**TASK DIRECTIONS**. Print exactly the line with "Output a JSON" and every line after it, through the final line of the material below.

**MATERIAL FOR THIS EXERCISE**.
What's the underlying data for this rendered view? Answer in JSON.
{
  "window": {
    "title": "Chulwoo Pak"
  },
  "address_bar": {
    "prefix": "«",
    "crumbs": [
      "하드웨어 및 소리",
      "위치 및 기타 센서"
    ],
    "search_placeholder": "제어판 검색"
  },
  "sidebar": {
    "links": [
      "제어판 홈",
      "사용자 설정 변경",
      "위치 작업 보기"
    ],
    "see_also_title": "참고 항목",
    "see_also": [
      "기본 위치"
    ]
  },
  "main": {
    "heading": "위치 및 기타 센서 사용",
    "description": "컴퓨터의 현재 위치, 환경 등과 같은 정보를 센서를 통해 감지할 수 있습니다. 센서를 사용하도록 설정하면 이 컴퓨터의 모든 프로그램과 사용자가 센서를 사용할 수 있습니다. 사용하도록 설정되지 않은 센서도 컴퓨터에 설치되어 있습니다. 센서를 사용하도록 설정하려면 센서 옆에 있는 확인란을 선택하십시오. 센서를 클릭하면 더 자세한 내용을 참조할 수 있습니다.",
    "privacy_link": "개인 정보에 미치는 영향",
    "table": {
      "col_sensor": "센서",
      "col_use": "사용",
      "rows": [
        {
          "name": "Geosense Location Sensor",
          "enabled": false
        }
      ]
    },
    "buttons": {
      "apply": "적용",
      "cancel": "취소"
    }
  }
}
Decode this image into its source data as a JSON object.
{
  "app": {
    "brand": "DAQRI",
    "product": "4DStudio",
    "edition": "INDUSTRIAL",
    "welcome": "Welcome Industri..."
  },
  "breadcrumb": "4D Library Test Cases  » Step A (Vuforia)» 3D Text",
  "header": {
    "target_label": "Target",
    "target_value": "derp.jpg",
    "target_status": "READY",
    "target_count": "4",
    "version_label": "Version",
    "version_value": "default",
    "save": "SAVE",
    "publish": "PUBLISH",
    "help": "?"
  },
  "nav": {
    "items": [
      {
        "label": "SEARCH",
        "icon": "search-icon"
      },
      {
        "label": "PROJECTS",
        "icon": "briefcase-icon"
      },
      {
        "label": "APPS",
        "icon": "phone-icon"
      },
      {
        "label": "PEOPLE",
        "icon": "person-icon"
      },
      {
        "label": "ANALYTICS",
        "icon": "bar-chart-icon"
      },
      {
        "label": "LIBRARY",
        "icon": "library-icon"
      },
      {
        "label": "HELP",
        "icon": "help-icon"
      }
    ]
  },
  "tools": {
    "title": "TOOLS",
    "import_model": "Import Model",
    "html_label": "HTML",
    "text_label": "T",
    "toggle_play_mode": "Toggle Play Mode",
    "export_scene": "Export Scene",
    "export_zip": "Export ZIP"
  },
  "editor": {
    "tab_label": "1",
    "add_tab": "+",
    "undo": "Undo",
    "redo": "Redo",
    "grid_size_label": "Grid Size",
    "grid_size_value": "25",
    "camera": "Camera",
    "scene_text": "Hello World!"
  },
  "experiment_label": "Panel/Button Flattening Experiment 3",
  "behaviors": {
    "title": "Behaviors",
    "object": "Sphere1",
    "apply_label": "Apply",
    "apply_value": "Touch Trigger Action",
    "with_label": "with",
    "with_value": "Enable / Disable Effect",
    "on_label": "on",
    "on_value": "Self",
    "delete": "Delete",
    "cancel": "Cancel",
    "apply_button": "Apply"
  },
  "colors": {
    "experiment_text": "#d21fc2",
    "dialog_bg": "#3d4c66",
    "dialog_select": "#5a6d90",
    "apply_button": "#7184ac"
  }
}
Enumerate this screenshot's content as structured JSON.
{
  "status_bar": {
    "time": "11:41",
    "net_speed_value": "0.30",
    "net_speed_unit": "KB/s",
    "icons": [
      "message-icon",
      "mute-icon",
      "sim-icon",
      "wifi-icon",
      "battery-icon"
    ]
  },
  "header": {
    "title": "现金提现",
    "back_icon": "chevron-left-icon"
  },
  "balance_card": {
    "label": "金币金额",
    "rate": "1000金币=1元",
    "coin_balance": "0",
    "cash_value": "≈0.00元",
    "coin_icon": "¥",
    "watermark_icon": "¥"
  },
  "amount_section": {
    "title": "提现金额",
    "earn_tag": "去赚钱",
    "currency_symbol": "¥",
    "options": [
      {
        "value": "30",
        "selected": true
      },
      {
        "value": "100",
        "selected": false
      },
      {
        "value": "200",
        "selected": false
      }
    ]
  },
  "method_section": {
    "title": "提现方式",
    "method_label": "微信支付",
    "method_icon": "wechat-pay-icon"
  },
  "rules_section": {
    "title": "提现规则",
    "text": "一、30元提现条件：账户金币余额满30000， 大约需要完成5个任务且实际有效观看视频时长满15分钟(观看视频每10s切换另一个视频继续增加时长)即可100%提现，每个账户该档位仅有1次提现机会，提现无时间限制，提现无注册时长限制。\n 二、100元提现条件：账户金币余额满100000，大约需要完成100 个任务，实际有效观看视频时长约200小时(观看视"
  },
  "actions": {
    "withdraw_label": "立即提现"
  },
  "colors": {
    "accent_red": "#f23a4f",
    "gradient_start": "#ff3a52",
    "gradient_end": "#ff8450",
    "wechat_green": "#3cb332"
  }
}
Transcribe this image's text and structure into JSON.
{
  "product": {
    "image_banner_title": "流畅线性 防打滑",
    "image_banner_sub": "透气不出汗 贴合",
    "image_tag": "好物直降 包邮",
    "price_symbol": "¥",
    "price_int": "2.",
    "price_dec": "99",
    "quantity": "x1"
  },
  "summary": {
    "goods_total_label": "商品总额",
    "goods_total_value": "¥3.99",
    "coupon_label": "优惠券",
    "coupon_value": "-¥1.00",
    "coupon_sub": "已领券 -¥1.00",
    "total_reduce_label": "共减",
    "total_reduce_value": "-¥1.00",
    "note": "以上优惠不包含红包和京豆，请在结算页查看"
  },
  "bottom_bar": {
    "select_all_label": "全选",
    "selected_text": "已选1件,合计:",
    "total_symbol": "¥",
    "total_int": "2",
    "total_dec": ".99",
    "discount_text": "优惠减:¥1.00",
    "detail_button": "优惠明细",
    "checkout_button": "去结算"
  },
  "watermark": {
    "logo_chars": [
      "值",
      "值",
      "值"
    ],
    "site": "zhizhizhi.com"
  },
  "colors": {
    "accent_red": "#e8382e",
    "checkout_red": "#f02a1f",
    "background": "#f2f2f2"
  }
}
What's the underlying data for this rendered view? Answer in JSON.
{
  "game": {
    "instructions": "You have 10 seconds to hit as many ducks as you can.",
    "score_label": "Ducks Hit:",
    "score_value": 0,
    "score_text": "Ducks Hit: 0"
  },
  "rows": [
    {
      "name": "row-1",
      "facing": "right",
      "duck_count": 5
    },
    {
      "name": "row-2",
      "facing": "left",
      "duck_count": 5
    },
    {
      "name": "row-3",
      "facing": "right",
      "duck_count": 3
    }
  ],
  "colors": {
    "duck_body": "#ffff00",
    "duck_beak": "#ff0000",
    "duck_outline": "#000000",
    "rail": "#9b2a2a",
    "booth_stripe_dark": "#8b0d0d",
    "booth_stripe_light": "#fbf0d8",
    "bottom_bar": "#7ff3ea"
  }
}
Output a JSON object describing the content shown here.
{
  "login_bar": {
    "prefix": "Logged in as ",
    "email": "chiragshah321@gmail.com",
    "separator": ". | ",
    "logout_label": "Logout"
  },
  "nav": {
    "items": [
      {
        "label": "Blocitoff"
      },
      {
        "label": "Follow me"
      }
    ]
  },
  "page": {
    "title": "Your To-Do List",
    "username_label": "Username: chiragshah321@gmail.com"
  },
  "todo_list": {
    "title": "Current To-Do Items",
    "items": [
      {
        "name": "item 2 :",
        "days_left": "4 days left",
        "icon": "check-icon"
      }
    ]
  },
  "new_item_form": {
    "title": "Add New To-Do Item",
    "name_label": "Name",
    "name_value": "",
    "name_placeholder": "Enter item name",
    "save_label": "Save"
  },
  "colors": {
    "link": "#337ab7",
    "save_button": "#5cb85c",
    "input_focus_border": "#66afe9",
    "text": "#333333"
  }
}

**SOLUTION TO THIS TASK**.
Output a JSON object describing the content shown here.
{
  "login_bar": {
    "prefix": "Logged in as ",
    "email": "chiragshah321@gmail.com",
    "separator": ". | ",
    "logout_label": "Logout"
  },
  "nav": {
    "items": [
      {
        "label": "Blocitoff"
      },
      {
        "label": "Follow me"
      }
    ]
  },
  "page": {
    "title": "Your To-Do List",
    "username_label": "Username: chiragshah321@gmail.com"
  },
  "todo_list": {
    "title": "Current To-Do Items",
    "items": [
      {
        "name": "item 2 :",
        "days_left": "4 days left",
        "icon": "check-icon"
      }
    ]
  },
  "new_item_form": {
    "title": "Add New To-Do Item",
    "name_label": "Name",
    "name_value": "",
    "name_placeholder": "Enter item name",
    "save_label": "Save"
  },
  "colors": {
    "link": "#337ab7",
    "save_button": "#5cb85c",
    "input_focus_border": "#66afe9",
    "text": "#333333"
  }
}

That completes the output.